== Data to use ==

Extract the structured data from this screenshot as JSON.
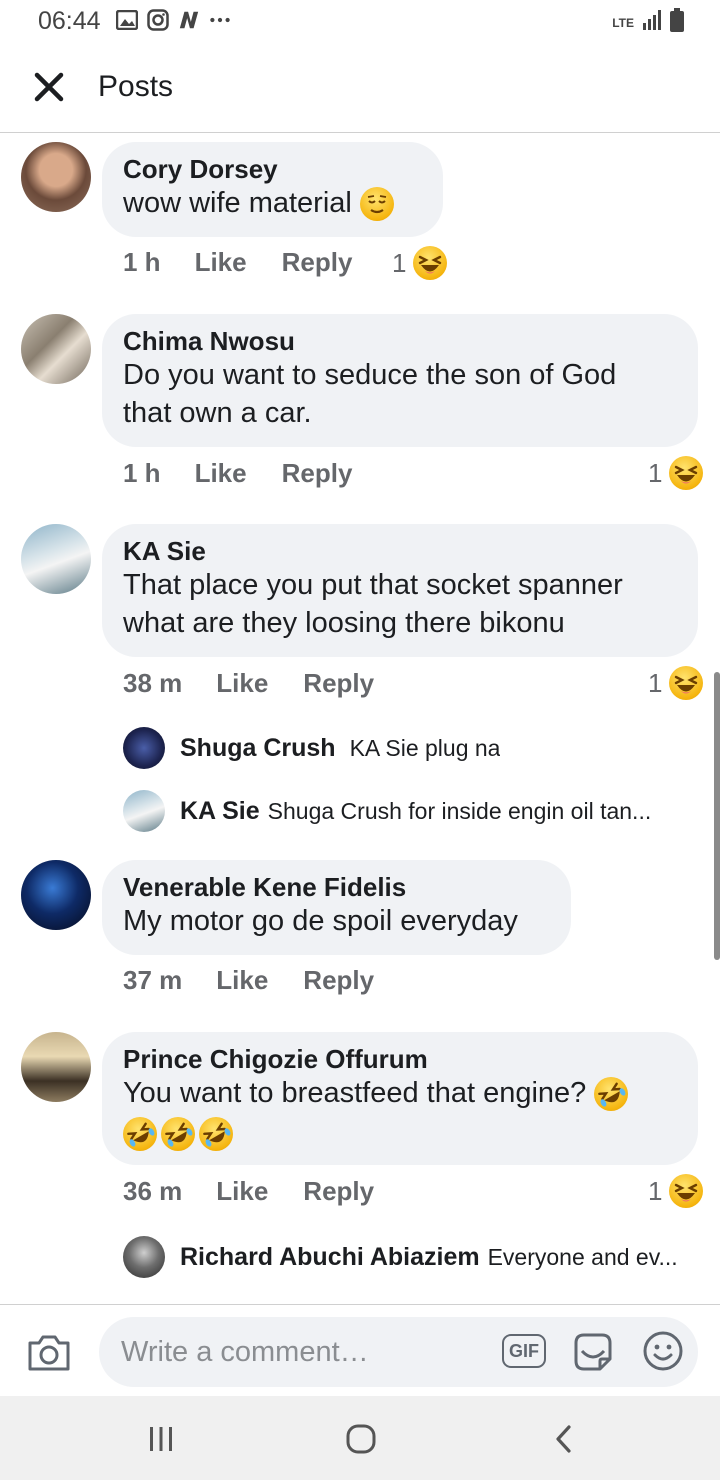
{
  "status_bar": {
    "time": "06:44",
    "network": "LTE",
    "icons": [
      "gallery-icon",
      "instagram-icon",
      "n-app-icon",
      "more-dots-icon",
      "signal-icon",
      "battery-icon"
    ]
  },
  "header": {
    "title": "Posts",
    "close_icon": "close-icon"
  },
  "comments": [
    {
      "author": "Cory Dorsey",
      "text": "wow wife material",
      "time": "1 h",
      "like": "Like",
      "reply": "Reply",
      "reaction_count": "1",
      "reaction": "laughing-emoji"
    },
    {
      "author": "Chima Nwosu",
      "text_line1": "Do you want to seduce the son of God",
      "text_line2": "that own a car.",
      "time": "1 h",
      "like": "Like",
      "reply": "Reply",
      "reaction_count": "1",
      "reaction": "laughing-emoji"
    },
    {
      "author": "KA Sie",
      "text_line1": "That place you put that socket spanner",
      "text_line2": "what are they loosing there bikonu",
      "time": "38 m",
      "like": "Like",
      "reply": "Reply",
      "reaction_count": "1",
      "reaction": "laughing-emoji",
      "replies": [
        {
          "author": "Shuga Crush",
          "text": "KA Sie plug na"
        },
        {
          "author": "KA Sie",
          "text": "Shuga Crush for inside engin oil tan..."
        }
      ]
    },
    {
      "author": "Venerable Kene Fidelis",
      "text": "My motor go de spoil everyday",
      "time": "37 m",
      "like": "Like",
      "reply": "Reply"
    },
    {
      "author": "Prince Chigozie Offurum",
      "text": "You want to breastfeed that engine?",
      "time": "36 m",
      "like": "Like",
      "reply": "Reply",
      "reaction_count": "1",
      "reaction": "laughing-emoji",
      "replies": [
        {
          "author": "Richard Abuchi Abiaziem",
          "text": "Everyone and ev..."
        }
      ]
    }
  ],
  "composer": {
    "placeholder": "Write a comment…",
    "gif_label": "GIF"
  },
  "colors": {
    "bubble": "#f0f2f5",
    "meta_text": "#65676b",
    "text": "#1c1e21"
  }
}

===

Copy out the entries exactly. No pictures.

_Exercise solution_.
Extract the structured data from this screenshot as JSON.
{
  "status_bar": {
    "time": "06:44",
    "network": "LTE",
    "icons": [
      "gallery-icon",
      "instagram-icon",
      "n-app-icon",
      "more-dots-icon",
      "signal-icon",
      "battery-icon"
    ]
  },
  "header": {
    "title": "Posts",
    "close_icon": "close-icon"
  },
  "comments": [
    {
      "author": "Cory Dorsey",
      "text": "wow wife material",
      "time": "1 h",
      "like": "Like",
      "reply": "Reply",
      "reaction_count": "1",
      "reaction": "laughing-emoji"
    },
    {
      "author": "Chima Nwosu",
      "text_line1": "Do you want to seduce the son of God",
      "text_line2": "that own a car.",
      "time": "1 h",
      "like": "Like",
      "reply": "Reply",
      "reaction_count": "1",
      "reaction": "laughing-emoji"
    },
    {
      "author": "KA Sie",
      "text_line1": "That place you put that socket spanner",
      "text_line2": "what are they loosing there bikonu",
      "time": "38 m",
      "like": "Like",
      "reply": "Reply",
      "reaction_count": "1",
      "reaction": "laughing-emoji",
      "replies": [
        {
          "author": "Shuga Crush",
          "text": "KA Sie plug na"
        },
        {
          "author": "KA Sie",
          "text": "Shuga Crush for inside engin oil tan..."
        }
      ]
    },
    {
      "author": "Venerable Kene Fidelis",
      "text": "My motor go de spoil everyday",
      "time": "37 m",
      "like": "Like",
      "reply": "Reply"
    },
    {
      "author": "Prince Chigozie Offurum",
      "text": "You want to breastfeed that engine?",
      "time": "36 m",
      "like": "Like",
      "reply": "Reply",
      "reaction_count": "1",
      "reaction": "laughing-emoji",
      "replies": [
        {
          "author": "Richard Abuchi Abiaziem",
          "text": "Everyone and ev..."
        }
      ]
    }
  ],
  "composer": {
    "placeholder": "Write a comment…",
    "gif_label": "GIF"
  },
  "colors": {
    "bubble": "#f0f2f5",
    "meta_text": "#65676b",
    "text": "#1c1e21"
  }
}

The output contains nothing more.